▶ [What the task asks]
Scan the entries below for "icon" and copy each line that holds it.

▶ [Supplied data]

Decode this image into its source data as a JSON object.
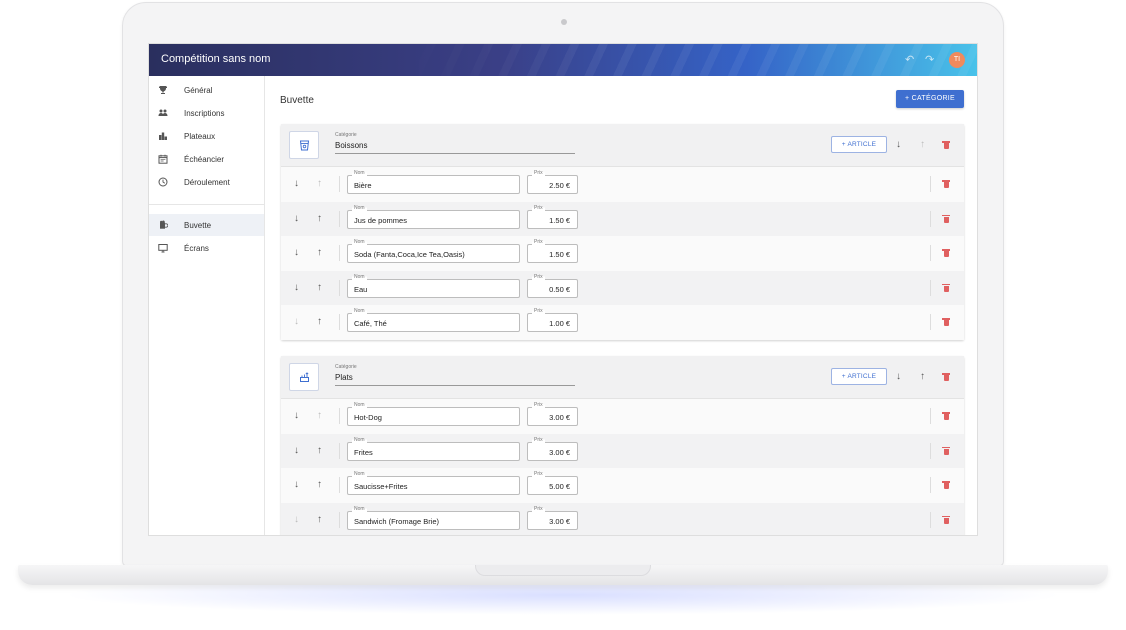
{
  "app": {
    "title": "Compétition sans nom",
    "avatar_initials": "TI",
    "accent_color": "#3f6fd0",
    "avatar_color": "#f08a5d",
    "delete_color": "#e06060"
  },
  "sidebar": {
    "items": [
      {
        "label": "Général",
        "icon": "trophy-icon"
      },
      {
        "label": "Inscriptions",
        "icon": "people-icon"
      },
      {
        "label": "Plateaux",
        "icon": "podium-icon"
      },
      {
        "label": "Échéancier",
        "icon": "calendar-icon"
      },
      {
        "label": "Déroulement",
        "icon": "clock-icon"
      },
      {
        "label": "Buvette",
        "icon": "bar-icon",
        "active": true
      },
      {
        "label": "Écrans",
        "icon": "monitor-icon"
      }
    ]
  },
  "page": {
    "title": "Buvette",
    "add_category_label": "+ CATÉGORIE"
  },
  "categories": [
    {
      "field_label": "Catégorie",
      "name": "Boissons",
      "icon": "cup-icon",
      "add_article_label": "+ ARTICLE",
      "items": [
        {
          "name_label": "Nom",
          "name": "Bière",
          "price_label": "Prix",
          "price": "2.50 €"
        },
        {
          "name_label": "Nom",
          "name": "Jus de pommes",
          "price_label": "Prix",
          "price": "1.50 €"
        },
        {
          "name_label": "Nom",
          "name": "Soda (Fanta,Coca,Ice Tea,Oasis)",
          "price_label": "Prix",
          "price": "1.50 €"
        },
        {
          "name_label": "Nom",
          "name": "Eau",
          "price_label": "Prix",
          "price": "0.50 €"
        },
        {
          "name_label": "Nom",
          "name": "Café, Thé",
          "price_label": "Prix",
          "price": "1.00 €"
        }
      ]
    },
    {
      "field_label": "Catégorie",
      "name": "Plats",
      "icon": "food-icon",
      "add_article_label": "+ ARTICLE",
      "items": [
        {
          "name_label": "Nom",
          "name": "Hot-Dog",
          "price_label": "Prix",
          "price": "3.00 €"
        },
        {
          "name_label": "Nom",
          "name": "Frites",
          "price_label": "Prix",
          "price": "3.00 €"
        },
        {
          "name_label": "Nom",
          "name": "Saucisse+Frites",
          "price_label": "Prix",
          "price": "5.00 €"
        },
        {
          "name_label": "Nom",
          "name": "Sandwich (Fromage Brie)",
          "price_label": "Prix",
          "price": "3.00 €"
        }
      ]
    }
  ]
}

▶ [Answer box]
        "icon": "trophy-icon"
        "icon": "people-icon"
        "icon": "podium-icon"
        "icon": "calendar-icon"
        "icon": "clock-icon"
        "icon": "bar-icon",
        "icon": "monitor-icon"
      "icon": "cup-icon",
      "icon": "food-icon",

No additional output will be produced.